One thing Jim Murray and Ralfy agree on is the variation of whisky from bottling to bottling of the 14yo but Ralfy felt the standard was always kept high. Saying that, 81/100 on Whiskybase is quite an average mark. Malt Maniacs give the 2005+ version of the 14yo 81/100 and the 2007+ version 79/100, which is again quite so-so. As a long-time lover of the 12yo I’ll be interested to see what I think of the 14yo. It sounds intriguing!
Bought – The Whisky Exchange, 11th November 2014
82.91/100 – Whiskybase (average from 13 member votes)
I first tried a dram by the independent bottlers ‘Adelphi’ in a whisky bar, summer of 2014, in Aberdeen, Scotland. It was a cask strength mystery malt called “Breath of Islay”. Not all single malts from Islay float my boat, so I wasn’t surprised when the first scent I detected from this whisky was ‘urinal’. Probably not one of the words Adelphi would use in their marketing literature. I persevered (because I know Islay malts of old) and I was eventually rewarded with a beautiful drink AND reminded I needed to buy some more toilet duck.

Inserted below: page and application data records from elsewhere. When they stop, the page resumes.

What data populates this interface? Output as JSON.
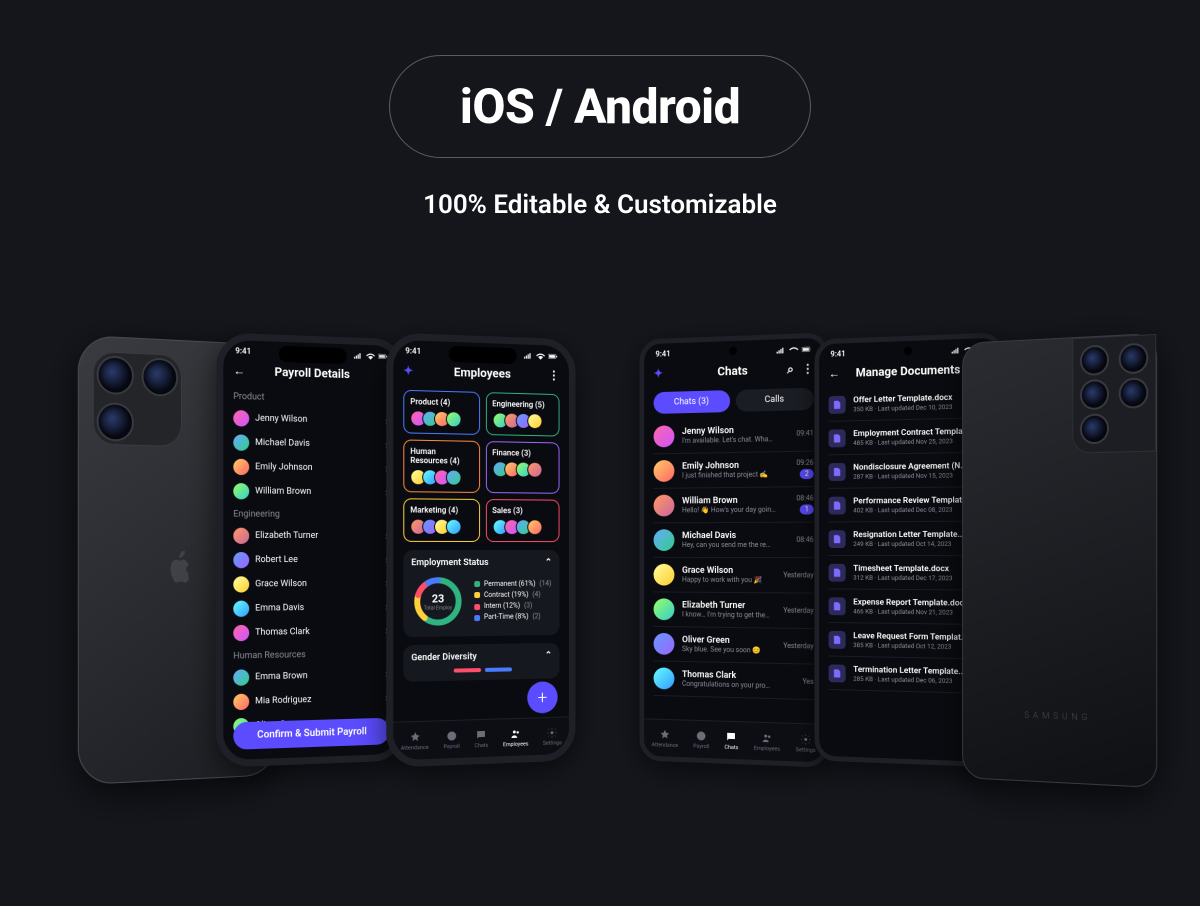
{
  "hero": {
    "title": "iOS / Android",
    "subtitle": "100% Editable & Customizable"
  },
  "status": {
    "time": "9:41"
  },
  "tabbar": [
    "Attendance",
    "Payroll",
    "Chats",
    "Employees",
    "Settings"
  ],
  "payroll": {
    "title": "Payroll Details",
    "groups": [
      {
        "name": "Product",
        "people": [
          {
            "n": "Jenny Wilson",
            "v": "$"
          },
          {
            "n": "Michael Davis",
            "v": "$"
          },
          {
            "n": "Emily Johnson",
            "v": "$"
          },
          {
            "n": "William Brown",
            "v": "$"
          }
        ]
      },
      {
        "name": "Engineering",
        "people": [
          {
            "n": "Elizabeth Turner",
            "v": "$"
          },
          {
            "n": "Robert Lee",
            "v": "$"
          },
          {
            "n": "Grace Wilson",
            "v": "$"
          },
          {
            "n": "Emma Davis",
            "v": "$"
          },
          {
            "n": "Thomas Clark",
            "v": "$"
          }
        ]
      },
      {
        "name": "Human Resources",
        "people": [
          {
            "n": "Emma Brown",
            "v": "$"
          },
          {
            "n": "Mia Rodriguez",
            "v": "$"
          },
          {
            "n": "Oliver Green",
            "v": "$"
          }
        ]
      }
    ],
    "cta": "Confirm & Submit Payroll"
  },
  "employees": {
    "title": "Employees",
    "depts": [
      {
        "n": "Product (4)",
        "c": "#4a7bff"
      },
      {
        "n": "Engineering (5)",
        "c": "#2fb380"
      },
      {
        "n": "Human Resources (4)",
        "c": "#ff8a3c"
      },
      {
        "n": "Finance (3)",
        "c": "#9b6bff"
      },
      {
        "n": "Marketing (4)",
        "c": "#ffcf3c"
      },
      {
        "n": "Sales (3)",
        "c": "#ff4d6a"
      }
    ],
    "status_panel": {
      "title": "Employment Status",
      "total": "23",
      "total_label": "Total Employ",
      "items": [
        {
          "l": "Permanent (61%)",
          "n": "(14)",
          "c": "#2fb380"
        },
        {
          "l": "Contract (19%)",
          "n": "(4)",
          "c": "#ffcf3c"
        },
        {
          "l": "Intern (12%)",
          "n": "(3)",
          "c": "#ff4d6a"
        },
        {
          "l": "Part-Time (8%)",
          "n": "(2)",
          "c": "#4a7bff"
        }
      ]
    },
    "diversity_panel": "Gender Diversity"
  },
  "chats": {
    "title": "Chats",
    "tabs": {
      "a": "Chats (3)",
      "b": "Calls"
    },
    "items": [
      {
        "n": "Jenny Wilson",
        "p": "I'm available. Let's chat. Wha…",
        "t": "09:41",
        "b": ""
      },
      {
        "n": "Emily Johnson",
        "p": "I just finished that project ✍️",
        "t": "09:26",
        "b": "2"
      },
      {
        "n": "William Brown",
        "p": "Hello! 👋 How's your day goin…",
        "t": "08:46",
        "b": "1"
      },
      {
        "n": "Michael Davis",
        "p": "Hey, can you send me the re…",
        "t": "08:46",
        "b": ""
      },
      {
        "n": "Grace Wilson",
        "p": "Happy to work with you 🎉",
        "t": "Yesterday",
        "b": ""
      },
      {
        "n": "Elizabeth Turner",
        "p": "I know… I'm trying to get the…",
        "t": "Yesterday",
        "b": ""
      },
      {
        "n": "Oliver Green",
        "p": "Sky blue. See you soon 😊",
        "t": "Yesterday",
        "b": ""
      },
      {
        "n": "Thomas Clark",
        "p": "Congratulations on your pro…",
        "t": "Yes",
        "b": ""
      }
    ]
  },
  "docs": {
    "title": "Manage Documents",
    "items": [
      {
        "n": "Offer Letter Template.docx",
        "m": "350 KB · Last updated Dec 10, 2023"
      },
      {
        "n": "Employment Contract Template…",
        "m": "485 KB · Last updated Nov 25, 2023"
      },
      {
        "n": "Nondisclosure Agreement (NDA)…",
        "m": "287 KB · Last updated Nov 15, 2023"
      },
      {
        "n": "Performance Review Template…",
        "m": "402 KB · Last updated Dec 08, 2023"
      },
      {
        "n": "Resignation Letter Template.docx",
        "m": "249 KB · Last updated Oct 14, 2023"
      },
      {
        "n": "Timesheet Template.docx",
        "m": "312 KB · Last updated Dec 17, 2023"
      },
      {
        "n": "Expense Report Template.docx",
        "m": "466 KB · Last updated Nov 21, 2023"
      },
      {
        "n": "Leave Request Form Template…",
        "m": "385 KB · Last updated Oct 12, 2023"
      },
      {
        "n": "Termination Letter Template.do…",
        "m": "285 KB · Last updated Dec 06, 2023"
      }
    ]
  }
}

Impressed with my first Adelphi experience, and a renowned Highland Park fan, this Fascadale release for 2014 instantly caught my eye. The packaging and presentation of the bottle is simple and unfussy, perhaps a little too much so. A limited release of 1391 bottles but the bottles aren’t individually numbered. They are however 46%, natural colour and unchillfiltered. Adelphi’s advertising on the side of the box is also very impressive, where they say they only select 4% of the whisky they are offered to ensure that only the best quality, rarest single casks, are released.
Initially 85/100 on Whiskybase after 3 votes it has settled to just below 83/100, which is still an excellent rating.
Posted in Highland Park
Tagged 14yo, 46%, 70cl, Adelphi, Batch 7, Fascadale, Highland Park, Islands, Orkney, Single Malt, Whisky Exchange